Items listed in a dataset
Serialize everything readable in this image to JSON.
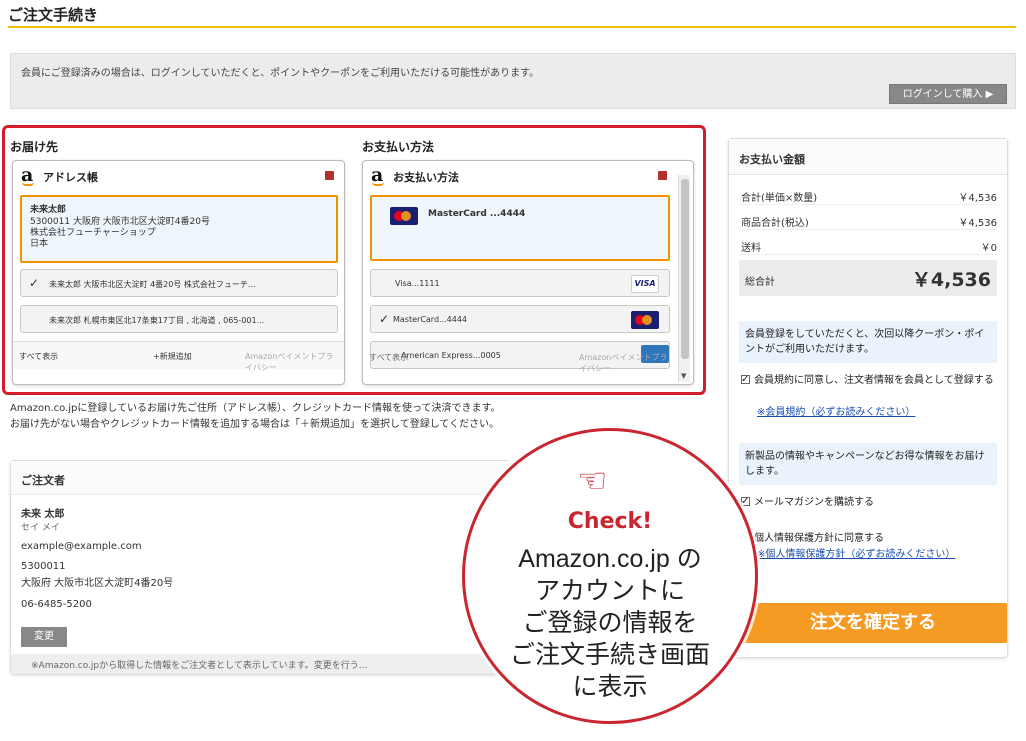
{
  "page": {
    "title": "ご注文手続き"
  },
  "notice": {
    "text": "会員にご登録済みの場合は、ログインしていただくと、ポイントやクーポンをご利用いただける可能性があります。",
    "login_button": "ログインして購入 ▶"
  },
  "shipping": {
    "section_label": "お届け先",
    "widget_title": "アドレス帳",
    "selected": {
      "name": "未来太郎",
      "line1": "5300011 大阪府 大阪市北区大淀町4番20号",
      "line2": "株式会社フューチャーショップ",
      "line3": "日本"
    },
    "options": [
      {
        "check": "✓",
        "text": "未来太郎 大阪市北区大淀町 4番20号 株式会社フューチ..."
      },
      {
        "check": "",
        "text": "未来次郎 札幌市東区北17条東17丁目 , 北海道 , 065-001..."
      }
    ],
    "show_all": "すべて表示",
    "add_new": "+新規追加",
    "policy": "Amazonペイメントプライバシー"
  },
  "payment": {
    "section_label": "お支払い方法",
    "widget_title": "お支払い方法",
    "selected": {
      "icon": "mastercard-icon",
      "text": "MasterCard ...4444"
    },
    "options": [
      {
        "check": "",
        "text": "Visa...1111",
        "icon": "visa-icon",
        "icon_text": "VISA"
      },
      {
        "check": "✓",
        "text": "MasterCard...4444",
        "icon": "mastercard-icon"
      },
      {
        "check": "",
        "text": "American Express...0005",
        "icon": "amex-icon"
      }
    ],
    "show_all": "すべて表示",
    "policy": "Amazonペイメントプライバシー"
  },
  "caption": {
    "line1": "Amazon.co.jpに登録しているお届け先ご住所（アドレス帳）、クレジットカード情報を使って決済できます。",
    "line2": "お届け先がない場合やクレジットカード情報を追加する場合は「＋新規追加」を選択して登録してください。"
  },
  "orderer": {
    "title": "ご注文者",
    "name": "未来 太郎",
    "kana": "セイ メイ",
    "email": "example@example.com",
    "zip": "5300011",
    "address": "大阪府 大阪市北区大淀町4番20号",
    "phone": "06-6485-5200",
    "change_button": "変更",
    "footer_note": "※Amazon.co.jpから取得した情報をご注文者として表示しています。変更を行う..."
  },
  "summary": {
    "title": "お支払い金額",
    "rows": [
      {
        "label": "合計(単価×数量)",
        "value": "￥4,536"
      },
      {
        "label": "商品合計(税込)",
        "value": "￥4,536"
      },
      {
        "label": "送料",
        "value": "￥0"
      }
    ],
    "total_label": "総合計",
    "total_value": "￥4,536",
    "member_info": "会員登録をしていただくと、次回以降クーポン・ポイントがご利用いただけます。",
    "terms_check": "会員規約に同意し、注文者情報を会員として登録する",
    "terms_link": "※会員規約（必ずお読みください）",
    "news_info": "新製品の情報やキャンペーンなどお得な情報をお届けします。",
    "newsletter_check": "メールマガジンを購読する",
    "privacy_check": "個人情報保護方針に同意する",
    "privacy_link": "※個人情報保護方針（必ずお読みください）",
    "confirm_button": "注文を確定する"
  },
  "callout": {
    "check": "Check!",
    "line1": "Amazon.co.jp の",
    "line2": "アカウントに",
    "line3": "ご登録の情報を",
    "line4": "ご注文手続き画面",
    "line5": "に表示"
  },
  "colors": {
    "accent": "#f39200",
    "highlight_red": "#d01e2e",
    "title_rule": "#f0c000"
  }
}
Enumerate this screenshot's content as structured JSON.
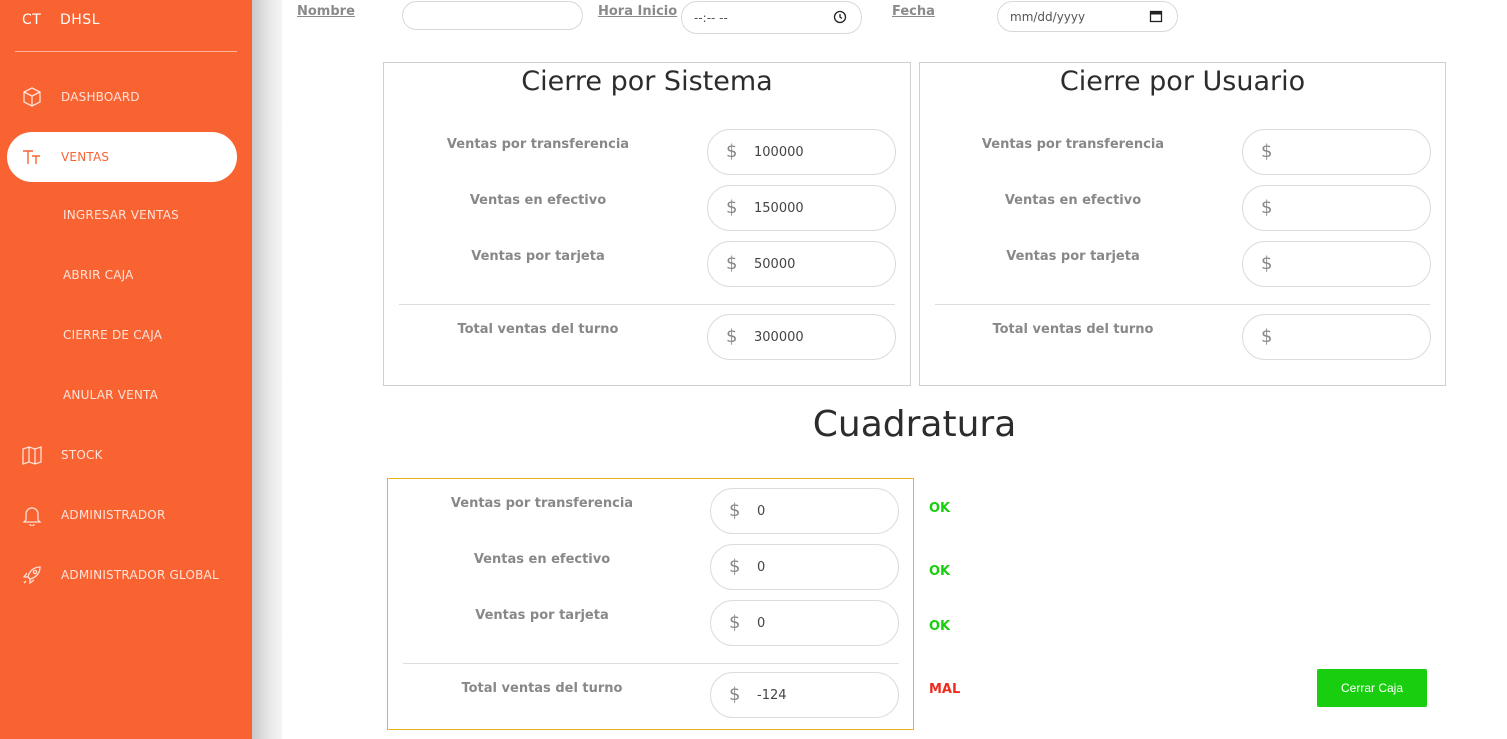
{
  "brand": {
    "mini": "CT",
    "name": "DHSL"
  },
  "nav": {
    "dashboard": "DASHBOARD",
    "ventas": "VENTAS",
    "ingresar_ventas": "INGRESAR VENTAS",
    "abrir_caja": "ABRIR CAJA",
    "cierre_de_caja": "CIERRE DE CAJA",
    "anular_venta": "ANULAR VENTA",
    "stock": "STOCK",
    "administrador": "ADMINISTRADOR",
    "administrador_global": "ADMINISTRADOR GLOBAL"
  },
  "filters": {
    "nombre_label": "Nombre",
    "nombre_value": "",
    "hora_label": "Hora Inicio",
    "hora_value": "--:-- --",
    "fecha_label": "Fecha",
    "fecha_value": "mm/dd/yyyy"
  },
  "sistema": {
    "title": "Cierre por Sistema",
    "currency": "$",
    "rows": [
      {
        "label": "Ventas por transferencia",
        "value": "100000"
      },
      {
        "label": "Ventas en efectivo",
        "value": "150000"
      },
      {
        "label": "Ventas por tarjeta",
        "value": "50000"
      }
    ],
    "total_label": "Total ventas del turno",
    "total_value": "300000"
  },
  "usuario": {
    "title": "Cierre por Usuario",
    "currency": "$",
    "rows": [
      {
        "label": "Ventas por transferencia",
        "value": ""
      },
      {
        "label": "Ventas en efectivo",
        "value": ""
      },
      {
        "label": "Ventas por tarjeta",
        "value": ""
      }
    ],
    "total_label": "Total ventas del turno",
    "total_value": ""
  },
  "cuadratura": {
    "title": "Cuadratura",
    "currency": "$",
    "rows": [
      {
        "label": "Ventas por transferencia",
        "value": "0",
        "status": "OK"
      },
      {
        "label": "Ventas en efectivo",
        "value": "0",
        "status": "OK"
      },
      {
        "label": "Ventas por tarjeta",
        "value": "0",
        "status": "OK"
      }
    ],
    "total_label": "Total ventas del turno",
    "total_value": "-124",
    "total_status": "MAL"
  },
  "colors": {
    "sidebar": "#f96332",
    "ok": "#18ce0f",
    "mal": "#ee2d20",
    "button": "#18ce0f",
    "panel_border_gold": "#e6b422"
  },
  "button": {
    "cerrar_caja": "Cerrar Caja"
  }
}
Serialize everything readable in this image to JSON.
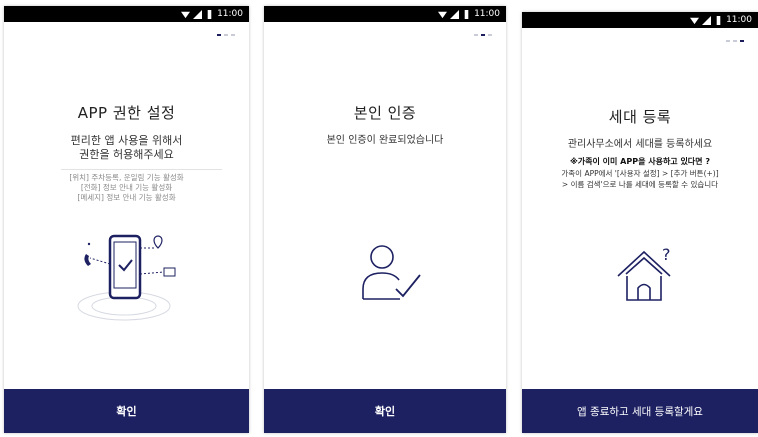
{
  "status": {
    "time": "11:00"
  },
  "screens": [
    {
      "title": "APP 권한 설정",
      "subtitle": [
        "편리한 앱 사용을 위해서",
        "권한을 허용해주세요"
      ],
      "permissions": [
        "[위치] 주차등록, 운일림 기능 활성화",
        "[전화] 정보 안내 기능 활성화",
        "[메세지] 정보 안내 기능 활성화"
      ],
      "button": "확인",
      "illustration": "phone-permission-illustration"
    },
    {
      "title": "본인 인증",
      "subtitle": "본인 인증이 완료되었습니다",
      "button": "확인",
      "illustration": "user-verified-icon"
    },
    {
      "title": "세대 등록",
      "subtitle": "관리사무소에서 세대를 등록하세요",
      "note": "※가족이 이미 APP을 사용하고 있다면 ?",
      "detail": [
        "가족이 APP에서 '[사용자 설정] > [추가 버튼(+)]",
        "> 이름 검색'으로 나를 세대에 등록할 수 있습니다"
      ],
      "button": "앱 종료하고 세대 등록할게요",
      "illustration": "house-question-icon"
    }
  ],
  "colors": {
    "primary": "#1d2162",
    "dot_inactive": "#c9ccd6"
  }
}
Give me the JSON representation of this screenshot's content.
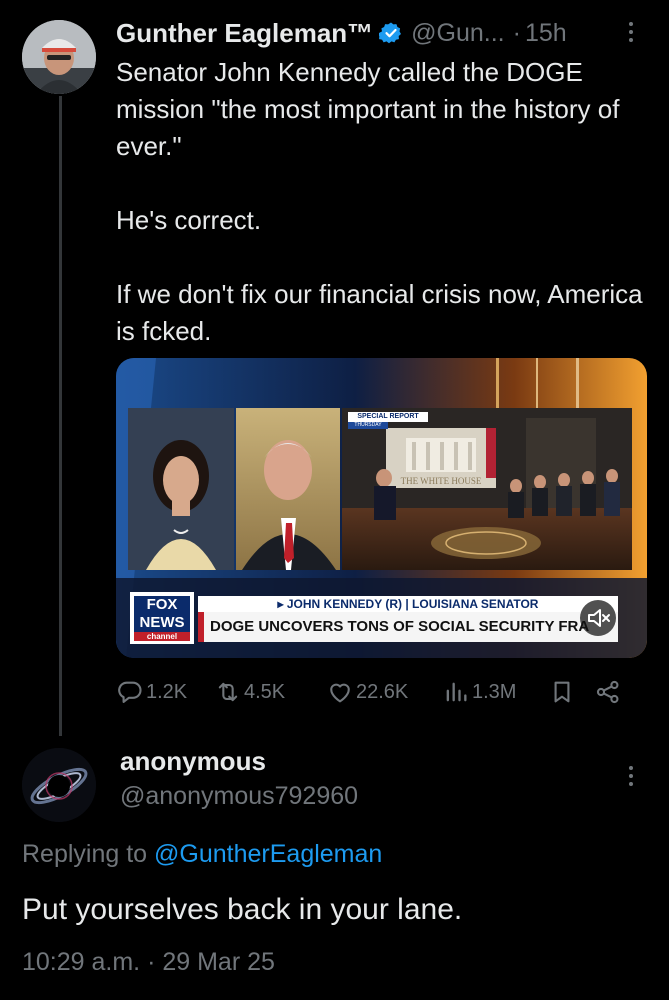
{
  "tweet": {
    "author_name": "Gunther Eagleman™",
    "handle": "@Gun...",
    "separator": "·",
    "time": "15h",
    "paragraphs": [
      "Senator John Kennedy called the DOGE mission \"the most important in the history of ever.\"",
      "He's correct.",
      "If we don't fix our financial crisis now, America is fcked."
    ],
    "media": {
      "special_report": "SPECIAL REPORT",
      "special_day": "THURSDAY",
      "backdrop_text": "THE WHITE HOUSE",
      "lower_third_name": "▸ JOHN KENNEDY (R) | LOUISIANA SENATOR",
      "headline": "DOGE UNCOVERS TONS OF SOCIAL SECURITY FRAUD",
      "logo_line1": "FOX",
      "logo_line2": "NEWS",
      "logo_line3": "channel"
    },
    "stats": {
      "replies": "1.2K",
      "reposts": "4.5K",
      "likes": "22.6K",
      "views": "1.3M"
    }
  },
  "reply": {
    "author_name": "anonymous",
    "handle": "@anonymous792960",
    "replying_prefix": "Replying to ",
    "replying_to": "@GuntherEagleman",
    "text": "Put yourselves back in your lane.",
    "timestamp": "10:29 a.m. · 29 Mar 25"
  },
  "colors": {
    "background": "#000000",
    "text": "#e7e9ea",
    "muted": "#71767b",
    "link": "#1d9bf0",
    "verified": "#1d9bf0"
  }
}
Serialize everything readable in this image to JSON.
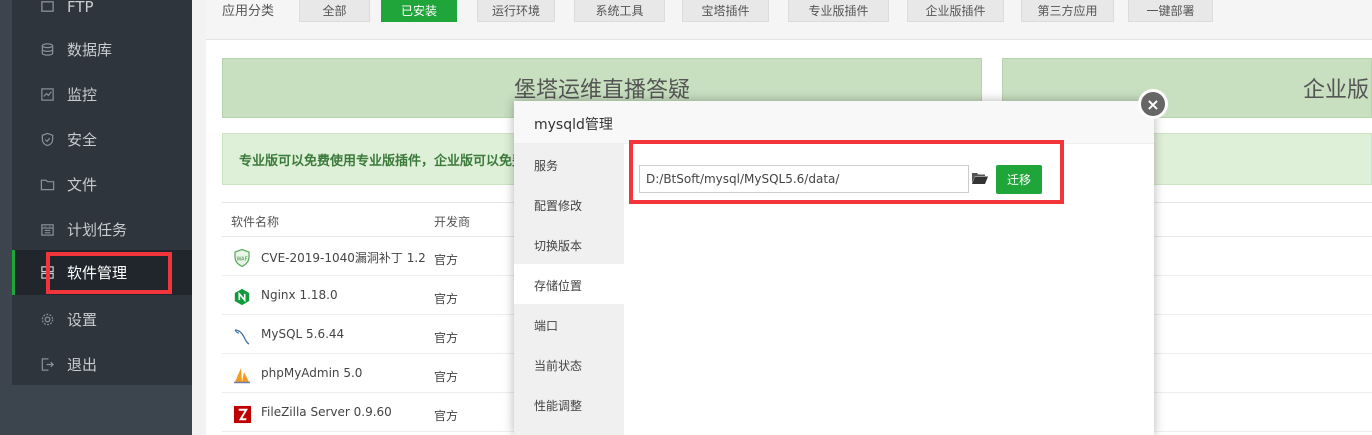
{
  "sidebar": {
    "items": [
      {
        "label": "FTP",
        "icon": "ftp-icon"
      },
      {
        "label": "数据库",
        "icon": "database-icon"
      },
      {
        "label": "监控",
        "icon": "monitor-icon"
      },
      {
        "label": "安全",
        "icon": "shield-icon"
      },
      {
        "label": "文件",
        "icon": "folder-icon"
      },
      {
        "label": "计划任务",
        "icon": "calendar-icon"
      },
      {
        "label": "软件管理",
        "icon": "apps-icon"
      },
      {
        "label": "设置",
        "icon": "gear-icon"
      },
      {
        "label": "退出",
        "icon": "logout-icon"
      }
    ]
  },
  "categories": {
    "label": "应用分类",
    "buttons": [
      "全部",
      "已安装",
      "运行环境",
      "系统工具",
      "宝塔插件",
      "专业版插件",
      "企业版插件",
      "第三方应用",
      "一键部署"
    ],
    "selected": "已安装"
  },
  "banners": {
    "left": "堡塔运维直播答疑",
    "right": "企业版"
  },
  "notice": "专业版可以免费使用专业版插件，企业版可以免费",
  "table": {
    "headers": [
      "软件名称",
      "开发商"
    ],
    "rows": [
      {
        "name": "CVE-2019-1040漏洞补丁 1.2",
        "dev": "官方",
        "icon": "waf-icon"
      },
      {
        "name": "Nginx 1.18.0",
        "dev": "官方",
        "icon": "nginx-icon"
      },
      {
        "name": "MySQL 5.6.44",
        "dev": "官方",
        "icon": "mysql-icon"
      },
      {
        "name": "phpMyAdmin 5.0",
        "dev": "官方",
        "icon": "phpmyadmin-icon"
      },
      {
        "name": "FileZilla Server 0.9.60",
        "dev": "官方",
        "icon": "filezilla-icon"
      }
    ]
  },
  "modal": {
    "title": "mysqld管理",
    "tabs": [
      "服务",
      "配置修改",
      "切换版本",
      "存储位置",
      "端口",
      "当前状态",
      "性能调整"
    ],
    "active_tab": "存储位置",
    "path_value": "D:/BtSoft/mysql/MySQL5.6/data/",
    "move_button": "迁移",
    "close": "×"
  },
  "colors": {
    "accent": "#20a53a",
    "highlight": "#f2353b",
    "sidebar_bg": "#2f353d"
  }
}
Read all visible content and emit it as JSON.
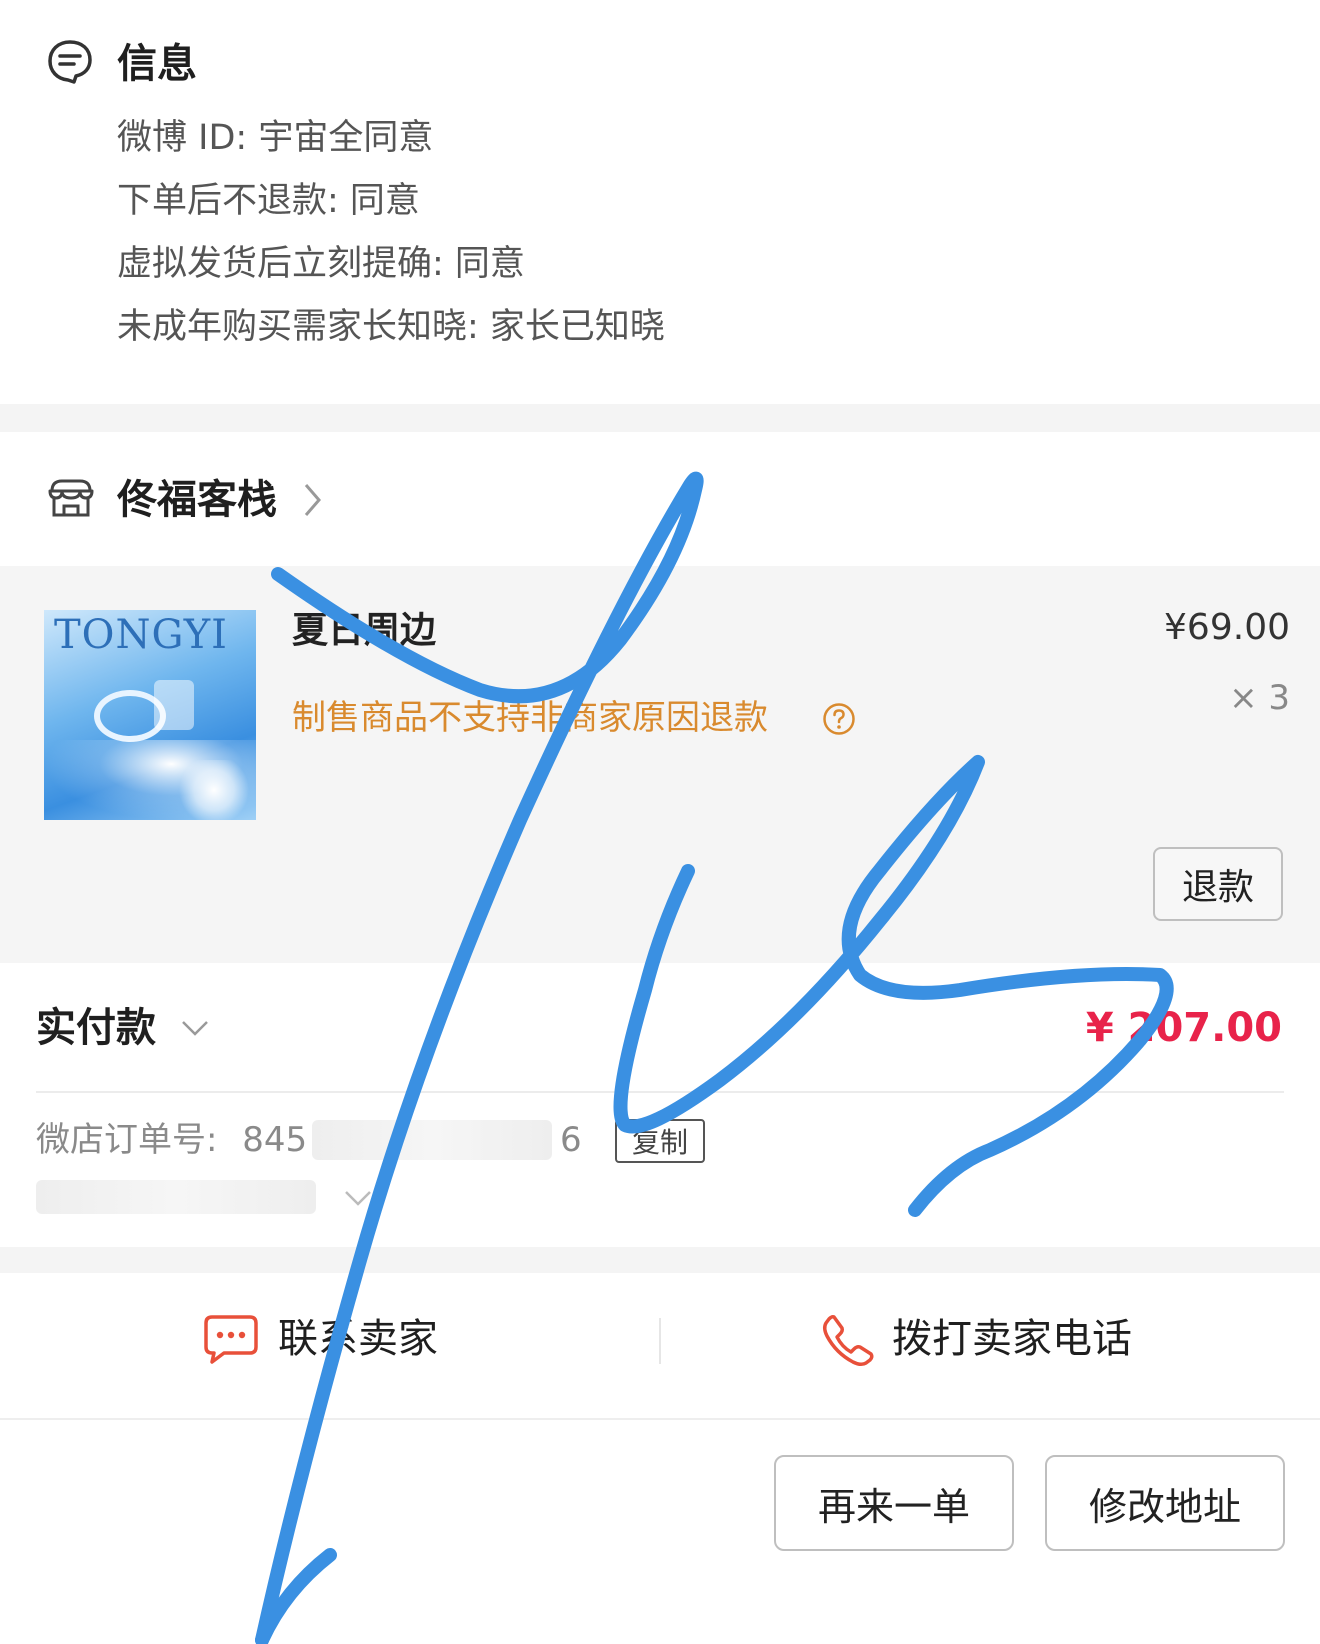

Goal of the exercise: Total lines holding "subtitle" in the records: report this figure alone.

Result of this exercise: 3